Reading through the ERA text, one thing becomes abundantly clear. For the state of the art in computing existing in 1949, components used in the construction of computing equipment were not designed and life-tested for such use. In essence, parts such as relays and tubes were off the shelf, already available. Manufacturers, sensing the need for durability in relays, began to manufacture equipment that had higher durability than previously. Nevertheless, tubes such as 6SA7 and 6L7, for instance, were just radio-equipment tubes and were manufactured as they had always been. Although similar tube designations may have unique design characteristics (folded vs twisted filaments, for example), their use in computing equipment was always subject to eventual failure. As noted by ERA, for the ENIAC, tube failures usually occurred within the first 250hrs of operation, or after 5000 hours. The ENIAC operating staff was reportedly not in sympathy with replacing a large number of tubes at once, presumably to preclude failure during equipment use.
The most common source of trouble in using the ENIAC related to trouble with the 18,000 vacuum tubes used in the machine. Although the practice was to test several hundred of the 3-tube amplifiers each week, and replace all three tubes if any amplifier was found to not be operating satisfactorily, the quantity of replaced tubes was considerable. ERA reports that during the first 11 months of operation in 1949, about 2000 tubes per month were replaced each month, of which about half were actually bad.
At this particular time, say 1948 to 1950, there were two approaches to reducing equipment failure during operation. One approach was to make components so reliable that they would outlast the useful life of the computing equipment in which they were being used. At this time there were not statistical tests of lifetime durability for these components (except, presumably, by experience gained), but if the expected statistical life expectancy were sufficiently long, the actual failure would have proved to be sufficiently low during the initial years of machine operation. The sense gained from today's view of this approach was that equipment would be replaced or superseded before components substantially failed. The second approach was to extend the operating life of computing equipment as far as possible by detecting incipient failures before they occurred. As an independent and retrospective view 30 years later (about 1980), this approach was used productively with many mainframe systems.
Also at this early-1950s period, computing equipment failures were expensive and annoying given the value of the operating time of these machines. Nevertheless, other failures caused problems, such as those causing intermittent machine errors, for instance. In relay computers, approximately 85 percent of the failures were intermittent. For the ENIAC, the majority of failures were intermittent. To detect this problem, in the Bell Telephone Laboratories machines, continuous automatic checking, or low-level checking, was done at the level of the individual relay. Detection of a failure would cause the results to be held in their respective relays until the fault was cleared, upon which computation would continue with the results obtained previously. For the ENIAC, checks were made of the solutions or partial solutions to problems, a process termed high-level checking. Operation of the ENIAC was so fast that holding results in stasis was deemed impractical and results were recalculated after a failure.

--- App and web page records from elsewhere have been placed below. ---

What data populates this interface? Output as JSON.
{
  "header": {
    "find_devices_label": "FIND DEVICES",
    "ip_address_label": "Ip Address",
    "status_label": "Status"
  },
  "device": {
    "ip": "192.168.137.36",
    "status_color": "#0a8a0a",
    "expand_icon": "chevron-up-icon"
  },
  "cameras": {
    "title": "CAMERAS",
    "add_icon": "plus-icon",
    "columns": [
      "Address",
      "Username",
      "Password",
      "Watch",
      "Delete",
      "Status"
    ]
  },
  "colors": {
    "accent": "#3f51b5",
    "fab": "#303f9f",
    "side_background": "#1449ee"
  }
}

ERA makes the following comment regarding the ENIAC -
It has been estimated that the ENIAC is actually in useful operation on problems about 50 percent of the time and that, allowing for a complete repetition of each problem, it therefore turns out about one-fourth as many useful answers as could an ideal, perfectly reliable, machine with the same basic mathematical characteristics, which required no maintenance whatever. This is an excellent performance record.